Looking For Beatles Records In Charity Shops
The story so far: A bet has been struck: Buy a complete set of Beatles records on vinyl for less money than the Re-issued Box Set. The clock is ticking and the stakes are high…the loser has to listen to a Mariah Carey album. Ten times.
Having struck a bet with my friend Chris to buy The Beatles records on vinyl for less money than the box set costs, I started to plan my campaign with his parting words still ringing in my ears. “You’ll never do it! Mariah is waiting!” I shuddered at the thought.
I started by trawling through some charity shops. With autumn drawing in it wasn’t the time of year for boot sales, and frankly I have better things to do with my time than get up at six am on a Sunday morning to trawl through row upon row of broken Power Rangers, John Grisham novels, baby clothes, and Other Things That Aren’t Valuable Enough To Sell On eBay, whilst elbowing other crate-diggers out of the way to get hold of any potential undiscovered bargains. Charity shops were the low cost option, and didn’t require an early start. If I could find something for a pound, that might give me leeway for some of the more expensive records…

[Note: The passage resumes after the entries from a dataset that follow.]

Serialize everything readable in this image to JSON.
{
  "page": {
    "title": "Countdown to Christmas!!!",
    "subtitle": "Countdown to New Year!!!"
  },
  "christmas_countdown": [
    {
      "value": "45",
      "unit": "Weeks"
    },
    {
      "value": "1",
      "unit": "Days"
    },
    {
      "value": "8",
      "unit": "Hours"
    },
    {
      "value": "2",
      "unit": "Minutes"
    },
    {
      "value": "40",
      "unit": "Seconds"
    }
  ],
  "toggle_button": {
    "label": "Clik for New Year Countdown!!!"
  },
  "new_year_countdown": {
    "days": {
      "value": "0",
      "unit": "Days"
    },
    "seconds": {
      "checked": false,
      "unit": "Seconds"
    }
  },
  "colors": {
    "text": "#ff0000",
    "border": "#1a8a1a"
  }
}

That was all very good in theory of course. And to be fair, charity shops are good for records. They have loads of them. If you ever want a record, that’s where to go. So long as you’re a big fan of Max Bygraves, Big Band music, Peter Frampton or Now! Compilations from the eighties or want to buy no small number of Billy Joel and Linda Ronstadt albums. As I surveyed the detritus in the shop I couldn’t help but reflect that these records seemed to possess an air of gloom about them. They were dog eared and sat in these crates of sadness probably destined never to be played again. It was like a Greek tragedy, like Romeo and Juliet – or perhaps more like Toy Story 2 – you know, the one where the toys get sad because they’ll never be played with again.
As I came out of my fifth Phil Collins and Shalamar- infested charity shop however, my spirits were lower than that of a teenager who has just received an invitation to appear on Jim’ll Fix It.
Just as I was going to give up I found a bric-a-brac shop. Miraculously, David Bowie’s Low, his Stage double album and The Jam’s Sound Affects were all on sale for a pound each. They might not be The Beatles, but they were in perfect condition. Bargain. “Have you anything by The Beatles?” I enquired, more in hope than expectation. “Oh yes” said the shopkeeper. My hopes rose like an iceberg from the sea. What did he have? As the shopkeeper went out back to look for whatever it was he had I began to dream: perhaps he had a full set – all for a pound each? Maybe he’s just a nice bloke who doesn’t realise the value of the things…
“Here it is” he said, and triumphantly held up a 1000 piece jigsaw puzzle of The Yellow Submarine from the seventies. It was lovely, and came with a poster, but it wasn’t a record. And he wanted thirty quid for it…he was no mug.
It started to look like the chances of finding a complete set of Beatles records in charity shops might be a lifetime’s work rather than that of a few weeks.
Time for a change of tack. Time to try eBay…
Record #110: The Beatles – Tomorrow Never Knows (OK – The Mission)